■ Exercise brief: Your answer should be each line of the entries that contains the word "更多设置", copied in full.

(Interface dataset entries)
▼▼▼
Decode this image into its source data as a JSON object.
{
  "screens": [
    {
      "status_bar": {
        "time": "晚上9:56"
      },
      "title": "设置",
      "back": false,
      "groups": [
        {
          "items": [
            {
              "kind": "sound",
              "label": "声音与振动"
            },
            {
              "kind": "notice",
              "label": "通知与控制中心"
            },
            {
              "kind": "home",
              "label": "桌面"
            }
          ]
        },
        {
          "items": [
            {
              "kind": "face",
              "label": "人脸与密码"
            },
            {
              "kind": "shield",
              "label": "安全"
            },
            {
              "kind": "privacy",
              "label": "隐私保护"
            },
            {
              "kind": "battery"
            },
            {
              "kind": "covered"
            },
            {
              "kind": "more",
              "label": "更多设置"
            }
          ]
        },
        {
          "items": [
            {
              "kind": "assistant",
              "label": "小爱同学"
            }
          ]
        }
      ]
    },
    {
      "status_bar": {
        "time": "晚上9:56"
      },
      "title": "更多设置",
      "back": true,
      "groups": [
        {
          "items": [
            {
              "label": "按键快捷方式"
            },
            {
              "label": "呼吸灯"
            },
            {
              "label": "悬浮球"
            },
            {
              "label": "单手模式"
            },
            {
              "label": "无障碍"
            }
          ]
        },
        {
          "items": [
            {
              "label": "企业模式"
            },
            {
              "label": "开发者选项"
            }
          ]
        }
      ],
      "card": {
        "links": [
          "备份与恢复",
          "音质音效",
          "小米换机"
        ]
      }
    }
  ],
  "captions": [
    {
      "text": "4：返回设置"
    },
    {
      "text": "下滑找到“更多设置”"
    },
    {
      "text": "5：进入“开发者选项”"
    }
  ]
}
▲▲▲
■ Output of the exercise:
              "label": "更多设置"
      "title": "更多设置",
      "text": "下滑找到“更多设置”"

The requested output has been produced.